They fell in combat at places named Hau Nghia and Phuoc Long in â€˜Nam, a very long way from the high desert of West Texas. They are etched into my mind as hard as granite. I will never forget them, and I will never cease to honor them.
They were—they are—the very best of our extraordinary nation.
My dad didnâ€™t make the memorial, but he died serving the nation in another way in the political hell-hole called Vietnam, just the same. He was already a decorated war hero for flying 57 B-24 missions in the Pacific, but he died an unsung and unrecorded hero for serving his nation in the summer of 1969.
I think of the sacrifice and goodness of these men on this Memorial Day, and the thousands of incredibly brave warriors who have fallen in the last decade alone in Iraq and Afghanistan.
I find myself wondering, will there be men like this in the future to safeguard the Republic, to keep the flame of human freedom alive?
The answer, of course, is do you and I have the guts to make that a certainty?
This Memorial Day finds us a divided nation, as perhaps we have not been since the Civil War.
The war this time is on ideological and theological battlefields. It is between the takers and the producers; the Godless and the Godly; those who wish us to live as the wards of the paternal state that slips further into tyranny with every new law; and those who wish to live as free and autonomous men and women, made in the image of the Sovereign High King.
Memorial Day this year finds the nation weary, beaten down by the stupidity and mendacity of a self-aggrandizing â€œruling classâ€ that neither knows nor honors sacrifice, craving only what they can leach from others and plunder from the nationâ€™s wealth.
If this Memorial Day is to mean anything, it must be to honor the fallen with our own bravery. Human dignity and human liberty â€“ the exception of all human history â€“ has been handed to us to preserve for another generation. It exists only in the hearts and memories of the living.

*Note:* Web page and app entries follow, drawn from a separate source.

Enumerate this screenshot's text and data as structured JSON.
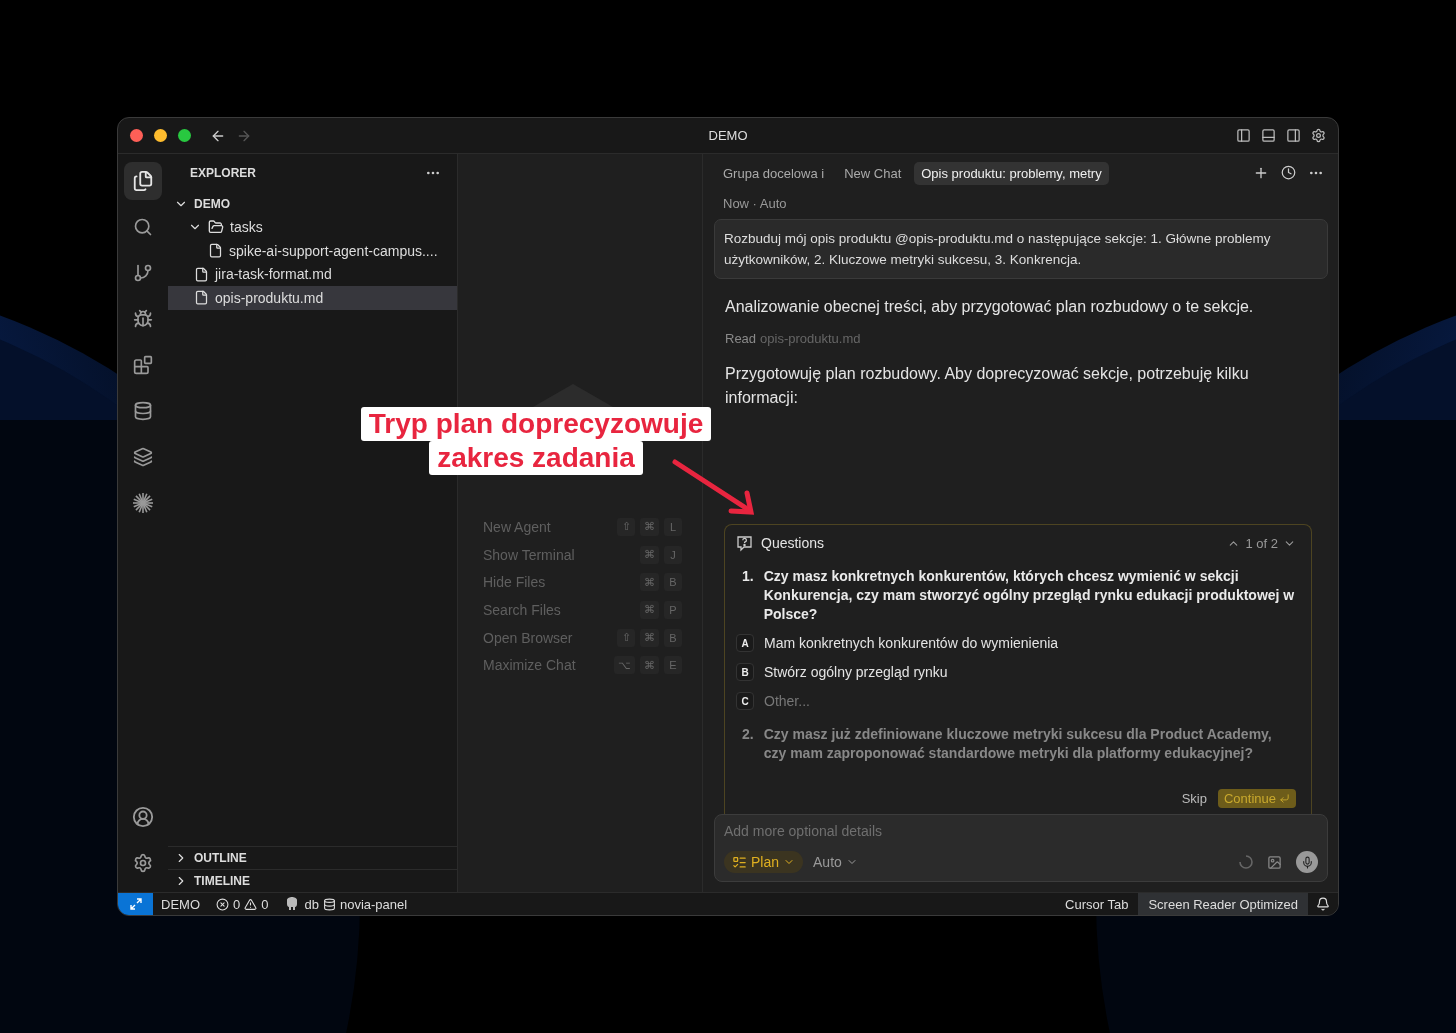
{
  "window": {
    "title": "DEMO"
  },
  "activity_bar": {
    "top": [
      {
        "kind": "files",
        "selected": true
      },
      {
        "kind": "search",
        "selected": false
      },
      {
        "kind": "branch",
        "selected": false
      },
      {
        "kind": "debug",
        "selected": false
      },
      {
        "kind": "blocks",
        "selected": false
      },
      {
        "kind": "database",
        "selected": false
      },
      {
        "kind": "layers",
        "selected": false
      },
      {
        "kind": "sparkle",
        "selected": false
      }
    ],
    "bottom": [
      {
        "kind": "account"
      },
      {
        "kind": "settings"
      }
    ]
  },
  "explorer": {
    "title": "EXPLORER",
    "tree": [
      {
        "label": "DEMO",
        "kind": "root",
        "expanded": true,
        "selected": false,
        "children": [
          {
            "label": "tasks",
            "kind": "folder",
            "expanded": true,
            "selected": false,
            "children": [
              {
                "label": "spike-ai-support-agent-campus....",
                "kind": "file",
                "selected": false
              }
            ]
          },
          {
            "label": "jira-task-format.md",
            "kind": "file",
            "selected": false
          },
          {
            "label": "opis-produktu.md",
            "kind": "file",
            "selected": true
          }
        ]
      }
    ],
    "panels": [
      {
        "label": "OUTLINE",
        "expanded": false
      },
      {
        "label": "TIMELINE",
        "expanded": false
      }
    ]
  },
  "shortcuts": [
    {
      "label": "New Agent",
      "keys": [
        "⇧",
        "⌘",
        "L"
      ]
    },
    {
      "label": "Show Terminal",
      "keys": [
        "⌘",
        "J"
      ]
    },
    {
      "label": "Hide Files",
      "keys": [
        "⌘",
        "B"
      ]
    },
    {
      "label": "Search Files",
      "keys": [
        "⌘",
        "P"
      ]
    },
    {
      "label": "Open Browser",
      "keys": [
        "⇧",
        "⌘",
        "B"
      ]
    },
    {
      "label": "Maximize Chat",
      "keys": [
        "⌥",
        "⌘",
        "E"
      ]
    }
  ],
  "chat": {
    "tabs": [
      {
        "label": "Grupa docelowa i",
        "selected": false
      },
      {
        "label": "New Chat",
        "selected": false
      },
      {
        "label": "Opis produktu: problemy, metry",
        "selected": true
      }
    ],
    "meta": "Now · Auto",
    "user_message": "Rozbuduj mój opis produktu @opis-produktu.md o następujące sekcje: 1. Główne problemy użytkowników, 2. Kluczowe metryki sukcesu, 3. Konkrencja.",
    "messages": [
      {
        "kind": "text",
        "text": "Analizowanie obecnej treści, aby przygotować plan rozbudowy o te sekcje."
      },
      {
        "kind": "read",
        "verb": "Read",
        "file": "opis-produktu.md"
      },
      {
        "kind": "text",
        "text": "Przygotowuję plan rozbudowy. Aby doprecyzować sekcje, potrzebuję kilku informacji:"
      }
    ],
    "questions": {
      "title": "Questions",
      "counter": "1 of 2",
      "items": [
        {
          "number": "1.",
          "text": "Czy masz konkretnych konkurentów, których chcesz wymienić w sekcji Konkurencja, czy mam stworzyć ogólny przegląd rynku edukacji produktowej w Polsce?",
          "active": true,
          "options": [
            {
              "letter": "A",
              "text": "Mam konkretnych konkurentów do wymienienia",
              "placeholder": false
            },
            {
              "letter": "B",
              "text": "Stwórz ogólny przegląd rynku",
              "placeholder": false
            },
            {
              "letter": "C",
              "text": "Other...",
              "placeholder": true
            }
          ]
        },
        {
          "number": "2.",
          "text": "Czy masz już zdefiniowane kluczowe metryki sukcesu dla Product Academy, czy mam zaproponować standardowe metryki dla platformy edukacyjnej?",
          "active": false
        }
      ],
      "skip": "Skip",
      "continue": "Continue"
    },
    "composer": {
      "placeholder": "Add more optional details",
      "mode": "Plan",
      "model": "Auto"
    }
  },
  "status_bar": {
    "workspace": "DEMO",
    "errors": "0",
    "warnings": "0",
    "db": "db",
    "connection": "novia-panel",
    "right": [
      {
        "label": "Cursor Tab",
        "selected": false
      },
      {
        "label": "Screen Reader Optimized",
        "selected": true
      }
    ]
  },
  "annotation": {
    "lines": [
      "Tryp plan doprecyzowuje",
      "zakres zadania"
    ]
  }
}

This Memorial Day I find myself wondering if we are worthy of such an honor and such a duty.
I know they were.